Insomnia is a common sleep disorder characterized by difficulty falling asleep or staying asleep, or waking up too early in the morning. It affects millions of people around the world and can have significant impacts on mental health. In this blog post, we'll explore the connection between insomnia and mental health, and provide some tips for managing insomnia.
Insomnia and Mental Health
Insomnia and mental health are closely linked, and people with insomnia are more likely to experience symptoms of anxiety, depression, and other mental health conditions. In fact, insomnia is often a symptom of these conditions and can make them worse.
One reason for this connection is that sleep plays a crucial role in regulating our emotions and mood. When we don't get enough sleep, our emotional regulation can be impaired, which can lead to mood swings, irritability, and difficulty coping with stress. In addition, sleep helps us process and consolidate memories, so a lack of sleep can make it harder to process and make sense of emotional experiences.
Another factor is that insomnia and mental health conditions often share similar underlying causes. For example, chronic stress is a common cause of both insomnia and anxiety, and people with depression may have disrupted sleep patterns as well. It's also possible that genetic and biological factors play a role in both insomnia and mental health conditions.
The relationship between insomnia and mental health is bidirectional, meaning that insomnia can contribute to mental health problems, and mental health problems can contribute to insomnia. For example, if you have anxiety, you may find it difficult to fall asleep because you're worried about things. But if you don't get enough sleep, you may feel more anxious the next day, and this can become a vicious cycle.
Insomnia can also have a negative impact on your ability to function during the day. If you don't get enough sleep, you may have difficulty concentrating, making decisions, and performing tasks. This can affect your work and relationships, and lead to feelings of frustration, irritability, and even hopelessness.
It's important to note that insomnia and mental health are not always causally related, and some people may experience insomnia without having a mental health condition. However, if you're struggling with both insomnia and mental health symptoms, it's important to seek help from a healthcare professional. They can provide personalized advice and treatment to help you manage your symptoms and improve your quality of life.
If you're struggling with insomnia, there are several things you can do to manage it. Here are some tips:
- Establish a bedtime routine - Going to bed and waking up at the same time every day can help regulate your body's natural sleep-wake cycle. Establishing a relaxing bedtime routine, such as taking a warm bath or reading a book, can also signal to your body that it's time to sleep.
- Create a sleep-conducive environment - Your bedroom should be cool, quiet, and dark, with a comfortable mattress and pillows. Avoid using electronic devices in bed, as the blue light can interfere with sleep.
- Limit caffeine and alcohol - Caffeine is a stimulant that can interfere with sleep, so it's best to avoid it in the afternoon and evening.
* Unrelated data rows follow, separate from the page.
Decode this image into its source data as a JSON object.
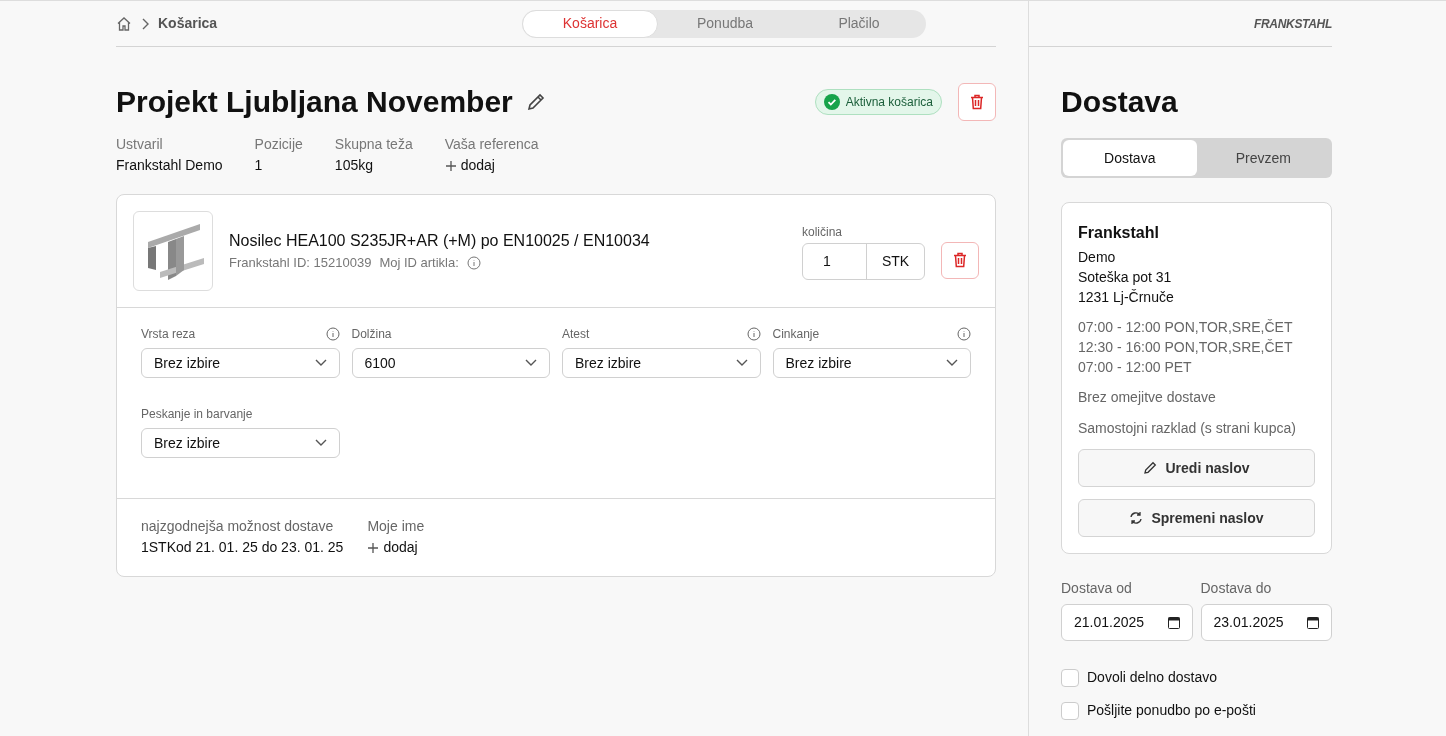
{
  "breadcrumb": {
    "current": "Košarica"
  },
  "steps": [
    {
      "label": "Košarica",
      "selected": true
    },
    {
      "label": "Ponudba",
      "selected": false
    },
    {
      "label": "Plačilo",
      "selected": false
    }
  ],
  "logo": "FRANKSTAHL",
  "cart": {
    "title": "Projekt Ljubljana November",
    "status": "Aktivna košarica",
    "meta": [
      {
        "label": "Ustvaril",
        "value": "Frankstahl Demo",
        "kind": "text"
      },
      {
        "label": "Pozicije",
        "value": "1",
        "kind": "text"
      },
      {
        "label": "Skupna teža",
        "value": "105kg",
        "kind": "text"
      },
      {
        "label": "Vaša referenca",
        "value": "dodaj",
        "kind": "add"
      }
    ]
  },
  "item": {
    "name": "Nosilec HEA100 S235JR+AR (+M) po EN10025 / EN10034",
    "id": "Frankstahl ID: 15210039",
    "my_id": "Moj ID artikla:",
    "quantity_label": "količina",
    "quantity": "1",
    "unit": "STK",
    "options": [
      {
        "label": "Vrsta reza",
        "value": "Brez izbire",
        "info": true
      },
      {
        "label": "Dolžina",
        "value": "6100",
        "info": false
      },
      {
        "label": "Atest",
        "value": "Brez izbire",
        "info": true
      },
      {
        "label": "Cinkanje",
        "value": "Brez izbire",
        "info": true
      },
      {
        "label": "Peskanje in barvanje",
        "value": "Brez izbire",
        "info": false
      }
    ],
    "footer": [
      {
        "label": "najzgodnejša možnost dostave",
        "value": "1STKod 21. 01. 25 do 23. 01. 25",
        "kind": "text"
      },
      {
        "label": "Moje ime",
        "value": "dodaj",
        "kind": "add"
      }
    ]
  },
  "delivery": {
    "title": "Dostava",
    "tabs": [
      {
        "label": "Dostava",
        "selected": true
      },
      {
        "label": "Prevzem",
        "selected": false
      }
    ],
    "address": {
      "company": "Frankstahl",
      "lines": [
        "Demo",
        "Soteška pot 31",
        "1231 Lj-Črnuče"
      ],
      "hours": [
        "07:00 - 12:00 PON,TOR,SRE,ČET",
        "12:30 - 16:00 PON,TOR,SRE,ČET",
        "07:00 - 12:00 PET"
      ],
      "notes": [
        "Brez omejitve dostave",
        "Samostojni razklad (s strani kupca)"
      ],
      "buttons": [
        {
          "label": "Uredi naslov",
          "kind": "edit"
        },
        {
          "label": "Spremeni naslov",
          "kind": "change"
        }
      ]
    },
    "dates": [
      {
        "label": "Dostava od",
        "value": "21.01.2025"
      },
      {
        "label": "Dostava do",
        "value": "23.01.2025"
      }
    ],
    "checkboxes": [
      {
        "label": "Dovoli delno dostavo",
        "checked": false
      },
      {
        "label": "Pošljite ponudbo po e-pošti",
        "checked": false
      }
    ]
  }
}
Similarly, while alcohol may help you fall asleep, it can disrupt your sleep later in the night.
- Manage stress and anxiety - If stress and anxiety are keeping you up at night, try relaxation techniques such as deep breathing or meditation. Talking to a therapist or counsellor can also help you manage your mental health.
- Consider cognitive-behavioural therapy - Cognitive-behavioral therapy for insomnia (CBT-I) is a type of therapy that helps you change negative thoughts and behaviours that can interfere with sleep. It's often more effective than medication in the long term.
Insomnia and mental health are closely linked, and managing insomnia can be an important part of managing mental health. By establishing a bedtime routine, creating a sleep-conducive environment, limiting caffeine and alcohol, managing stress and anxiety, and considering cognitive-behavioural therapy, you can improve your sleep and mental health.
If you're struggling with insomnia or mental health, don't hesitate to seek help from a healthcare professional. They can provide personalized advice and treatment to help you manage your symptoms and improve your quality of life.